As the answer, give every line of the records that includes the word "screenshot".
+===+
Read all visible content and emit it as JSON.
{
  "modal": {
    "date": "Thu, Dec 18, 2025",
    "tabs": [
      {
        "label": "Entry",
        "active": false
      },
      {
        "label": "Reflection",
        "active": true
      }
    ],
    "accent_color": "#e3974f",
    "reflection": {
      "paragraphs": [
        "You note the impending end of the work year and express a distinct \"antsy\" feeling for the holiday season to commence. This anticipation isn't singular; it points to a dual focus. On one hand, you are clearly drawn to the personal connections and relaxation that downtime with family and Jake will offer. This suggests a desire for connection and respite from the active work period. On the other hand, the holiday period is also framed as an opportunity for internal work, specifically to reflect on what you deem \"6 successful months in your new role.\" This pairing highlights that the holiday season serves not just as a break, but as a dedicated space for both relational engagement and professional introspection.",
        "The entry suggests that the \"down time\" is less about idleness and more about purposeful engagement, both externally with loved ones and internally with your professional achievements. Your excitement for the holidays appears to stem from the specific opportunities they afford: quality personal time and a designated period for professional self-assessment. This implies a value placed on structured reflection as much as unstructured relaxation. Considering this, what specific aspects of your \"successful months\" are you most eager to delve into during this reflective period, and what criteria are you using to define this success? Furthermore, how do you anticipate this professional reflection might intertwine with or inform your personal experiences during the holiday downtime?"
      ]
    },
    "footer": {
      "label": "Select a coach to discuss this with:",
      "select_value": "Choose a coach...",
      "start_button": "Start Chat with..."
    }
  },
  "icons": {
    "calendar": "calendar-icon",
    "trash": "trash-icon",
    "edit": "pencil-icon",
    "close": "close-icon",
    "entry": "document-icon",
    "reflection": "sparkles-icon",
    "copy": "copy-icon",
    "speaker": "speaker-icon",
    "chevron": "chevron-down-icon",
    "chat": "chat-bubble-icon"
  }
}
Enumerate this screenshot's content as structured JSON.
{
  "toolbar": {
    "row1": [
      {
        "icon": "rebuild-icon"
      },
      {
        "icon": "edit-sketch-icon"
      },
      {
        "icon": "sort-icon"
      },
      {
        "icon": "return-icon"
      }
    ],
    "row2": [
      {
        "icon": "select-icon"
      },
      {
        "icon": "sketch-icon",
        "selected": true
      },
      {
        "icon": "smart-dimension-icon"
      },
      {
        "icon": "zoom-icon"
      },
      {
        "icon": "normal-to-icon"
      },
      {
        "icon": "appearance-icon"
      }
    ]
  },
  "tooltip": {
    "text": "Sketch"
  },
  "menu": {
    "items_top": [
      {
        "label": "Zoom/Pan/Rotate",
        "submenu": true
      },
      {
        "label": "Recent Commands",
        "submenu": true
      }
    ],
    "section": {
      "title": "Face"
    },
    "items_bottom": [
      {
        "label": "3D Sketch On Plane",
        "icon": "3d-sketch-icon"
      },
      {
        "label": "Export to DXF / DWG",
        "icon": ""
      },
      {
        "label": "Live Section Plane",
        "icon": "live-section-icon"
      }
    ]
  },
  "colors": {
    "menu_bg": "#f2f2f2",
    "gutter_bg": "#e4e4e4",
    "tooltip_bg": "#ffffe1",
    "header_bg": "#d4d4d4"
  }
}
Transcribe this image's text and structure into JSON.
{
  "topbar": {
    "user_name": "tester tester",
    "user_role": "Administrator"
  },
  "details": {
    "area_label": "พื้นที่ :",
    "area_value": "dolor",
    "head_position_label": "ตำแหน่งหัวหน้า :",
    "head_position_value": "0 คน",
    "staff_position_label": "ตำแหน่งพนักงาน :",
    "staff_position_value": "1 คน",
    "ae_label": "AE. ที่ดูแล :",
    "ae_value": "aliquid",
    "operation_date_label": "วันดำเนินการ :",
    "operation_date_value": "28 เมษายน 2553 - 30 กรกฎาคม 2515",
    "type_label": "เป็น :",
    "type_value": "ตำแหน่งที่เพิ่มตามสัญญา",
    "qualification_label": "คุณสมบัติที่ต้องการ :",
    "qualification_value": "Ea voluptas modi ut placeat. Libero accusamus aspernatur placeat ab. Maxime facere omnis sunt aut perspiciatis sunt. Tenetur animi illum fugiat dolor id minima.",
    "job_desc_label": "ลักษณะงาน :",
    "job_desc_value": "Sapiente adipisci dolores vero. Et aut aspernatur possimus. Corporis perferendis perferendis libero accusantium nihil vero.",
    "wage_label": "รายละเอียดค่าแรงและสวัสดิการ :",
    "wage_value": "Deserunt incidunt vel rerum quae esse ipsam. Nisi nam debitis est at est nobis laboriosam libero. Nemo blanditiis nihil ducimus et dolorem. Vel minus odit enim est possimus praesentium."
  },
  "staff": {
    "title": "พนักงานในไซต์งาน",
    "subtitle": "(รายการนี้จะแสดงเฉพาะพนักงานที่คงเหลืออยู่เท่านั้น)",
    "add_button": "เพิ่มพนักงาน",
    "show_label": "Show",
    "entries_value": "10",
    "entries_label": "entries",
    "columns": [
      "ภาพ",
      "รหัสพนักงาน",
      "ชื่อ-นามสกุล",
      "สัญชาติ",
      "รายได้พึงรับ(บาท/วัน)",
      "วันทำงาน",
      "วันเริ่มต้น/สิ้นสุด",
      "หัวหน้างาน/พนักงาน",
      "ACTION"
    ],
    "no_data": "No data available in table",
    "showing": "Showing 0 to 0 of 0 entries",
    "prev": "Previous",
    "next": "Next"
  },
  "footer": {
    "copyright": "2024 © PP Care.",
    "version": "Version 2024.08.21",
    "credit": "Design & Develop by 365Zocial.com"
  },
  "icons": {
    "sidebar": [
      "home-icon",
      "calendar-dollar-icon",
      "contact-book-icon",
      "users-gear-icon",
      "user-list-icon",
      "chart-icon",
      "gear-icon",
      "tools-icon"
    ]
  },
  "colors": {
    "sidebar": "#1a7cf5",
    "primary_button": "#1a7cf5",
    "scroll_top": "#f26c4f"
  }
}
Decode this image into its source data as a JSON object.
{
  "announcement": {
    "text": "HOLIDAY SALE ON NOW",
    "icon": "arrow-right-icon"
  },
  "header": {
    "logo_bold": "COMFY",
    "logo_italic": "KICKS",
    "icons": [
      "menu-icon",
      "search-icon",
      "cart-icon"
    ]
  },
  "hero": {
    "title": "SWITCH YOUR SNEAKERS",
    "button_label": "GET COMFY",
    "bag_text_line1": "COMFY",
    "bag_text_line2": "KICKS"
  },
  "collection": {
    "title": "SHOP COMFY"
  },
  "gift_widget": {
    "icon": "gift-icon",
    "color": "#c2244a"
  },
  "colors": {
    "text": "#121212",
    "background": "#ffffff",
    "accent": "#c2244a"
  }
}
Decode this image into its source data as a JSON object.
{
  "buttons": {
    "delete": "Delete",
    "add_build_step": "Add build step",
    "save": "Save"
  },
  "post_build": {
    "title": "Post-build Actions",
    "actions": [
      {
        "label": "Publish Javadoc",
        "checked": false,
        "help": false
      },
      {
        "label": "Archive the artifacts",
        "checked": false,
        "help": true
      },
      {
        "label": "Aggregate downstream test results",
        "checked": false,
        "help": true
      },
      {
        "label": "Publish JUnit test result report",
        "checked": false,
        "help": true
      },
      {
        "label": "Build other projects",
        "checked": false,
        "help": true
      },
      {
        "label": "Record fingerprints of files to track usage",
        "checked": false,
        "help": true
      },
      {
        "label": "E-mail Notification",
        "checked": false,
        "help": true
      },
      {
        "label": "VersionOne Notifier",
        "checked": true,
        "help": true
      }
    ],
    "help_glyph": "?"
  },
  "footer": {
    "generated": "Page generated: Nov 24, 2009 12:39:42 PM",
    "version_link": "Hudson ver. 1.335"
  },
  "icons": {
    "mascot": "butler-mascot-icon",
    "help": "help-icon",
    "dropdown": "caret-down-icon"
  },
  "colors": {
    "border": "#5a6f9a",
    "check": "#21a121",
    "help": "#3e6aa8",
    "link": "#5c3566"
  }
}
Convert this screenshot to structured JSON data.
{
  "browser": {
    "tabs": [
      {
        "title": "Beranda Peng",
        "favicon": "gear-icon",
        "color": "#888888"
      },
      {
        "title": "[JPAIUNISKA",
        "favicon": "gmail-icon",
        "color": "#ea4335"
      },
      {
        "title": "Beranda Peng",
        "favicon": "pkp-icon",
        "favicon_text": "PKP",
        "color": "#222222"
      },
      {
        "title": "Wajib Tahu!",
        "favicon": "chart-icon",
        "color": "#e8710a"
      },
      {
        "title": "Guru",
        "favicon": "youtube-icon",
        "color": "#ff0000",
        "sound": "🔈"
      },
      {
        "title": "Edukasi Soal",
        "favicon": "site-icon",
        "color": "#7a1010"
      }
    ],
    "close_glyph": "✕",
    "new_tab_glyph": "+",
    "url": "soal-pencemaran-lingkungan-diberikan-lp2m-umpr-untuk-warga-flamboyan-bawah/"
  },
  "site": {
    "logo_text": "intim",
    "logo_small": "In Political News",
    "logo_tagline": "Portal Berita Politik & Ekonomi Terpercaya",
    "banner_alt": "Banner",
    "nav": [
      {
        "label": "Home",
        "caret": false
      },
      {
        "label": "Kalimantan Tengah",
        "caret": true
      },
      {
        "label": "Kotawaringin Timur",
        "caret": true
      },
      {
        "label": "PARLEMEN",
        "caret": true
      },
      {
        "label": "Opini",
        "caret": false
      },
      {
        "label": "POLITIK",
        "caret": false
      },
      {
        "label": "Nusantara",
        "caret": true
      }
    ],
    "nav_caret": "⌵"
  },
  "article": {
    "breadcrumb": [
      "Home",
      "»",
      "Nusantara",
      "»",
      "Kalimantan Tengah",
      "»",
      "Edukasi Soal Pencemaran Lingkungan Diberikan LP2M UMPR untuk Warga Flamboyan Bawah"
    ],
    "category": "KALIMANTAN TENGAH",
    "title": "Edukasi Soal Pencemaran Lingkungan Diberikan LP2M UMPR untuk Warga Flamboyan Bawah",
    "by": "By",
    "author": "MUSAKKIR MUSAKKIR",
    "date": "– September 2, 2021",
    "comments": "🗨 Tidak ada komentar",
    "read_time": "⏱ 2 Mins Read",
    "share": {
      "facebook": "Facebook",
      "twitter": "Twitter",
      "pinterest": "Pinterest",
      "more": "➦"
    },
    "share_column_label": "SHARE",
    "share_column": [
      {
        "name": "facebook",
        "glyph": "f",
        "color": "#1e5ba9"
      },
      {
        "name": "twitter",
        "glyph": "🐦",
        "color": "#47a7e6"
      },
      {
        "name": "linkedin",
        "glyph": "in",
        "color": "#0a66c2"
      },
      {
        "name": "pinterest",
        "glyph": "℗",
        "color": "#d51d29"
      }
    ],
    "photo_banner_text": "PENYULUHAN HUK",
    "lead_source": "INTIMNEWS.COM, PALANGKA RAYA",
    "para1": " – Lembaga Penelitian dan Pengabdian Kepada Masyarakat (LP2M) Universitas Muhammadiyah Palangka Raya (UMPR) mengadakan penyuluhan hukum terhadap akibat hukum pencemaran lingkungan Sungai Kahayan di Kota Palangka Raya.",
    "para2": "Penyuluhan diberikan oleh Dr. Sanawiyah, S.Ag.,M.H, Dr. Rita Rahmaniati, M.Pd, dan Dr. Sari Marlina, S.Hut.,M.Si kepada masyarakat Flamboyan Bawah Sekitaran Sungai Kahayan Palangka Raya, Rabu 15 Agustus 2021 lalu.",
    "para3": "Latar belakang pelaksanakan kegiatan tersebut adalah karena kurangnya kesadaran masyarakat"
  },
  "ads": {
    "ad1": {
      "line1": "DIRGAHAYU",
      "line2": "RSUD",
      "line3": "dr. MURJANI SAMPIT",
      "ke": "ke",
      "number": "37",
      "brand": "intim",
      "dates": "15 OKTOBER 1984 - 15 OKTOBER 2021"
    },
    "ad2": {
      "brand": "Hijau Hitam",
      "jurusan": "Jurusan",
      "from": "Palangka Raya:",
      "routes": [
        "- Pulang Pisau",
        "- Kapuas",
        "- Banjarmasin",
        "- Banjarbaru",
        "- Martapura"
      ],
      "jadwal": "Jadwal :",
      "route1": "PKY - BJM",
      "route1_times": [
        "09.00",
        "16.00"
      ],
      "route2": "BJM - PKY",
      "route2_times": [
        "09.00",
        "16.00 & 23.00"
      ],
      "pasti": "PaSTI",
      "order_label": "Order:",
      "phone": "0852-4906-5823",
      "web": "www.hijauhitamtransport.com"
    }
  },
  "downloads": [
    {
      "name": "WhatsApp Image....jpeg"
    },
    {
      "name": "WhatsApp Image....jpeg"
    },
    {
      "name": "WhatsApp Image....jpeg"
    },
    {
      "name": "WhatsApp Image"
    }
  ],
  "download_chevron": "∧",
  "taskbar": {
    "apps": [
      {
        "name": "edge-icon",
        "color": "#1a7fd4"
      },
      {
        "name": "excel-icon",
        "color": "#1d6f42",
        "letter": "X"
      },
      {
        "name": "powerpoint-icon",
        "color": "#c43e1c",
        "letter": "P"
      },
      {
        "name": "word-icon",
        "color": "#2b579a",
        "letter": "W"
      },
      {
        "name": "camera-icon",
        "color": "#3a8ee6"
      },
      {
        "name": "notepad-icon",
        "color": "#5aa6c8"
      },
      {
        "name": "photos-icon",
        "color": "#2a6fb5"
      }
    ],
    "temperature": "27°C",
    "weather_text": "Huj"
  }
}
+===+
→ **Solution for this exercise**
Enumerate this screenshot's content as structured JSON.
Convert this screenshot to structured JSON data.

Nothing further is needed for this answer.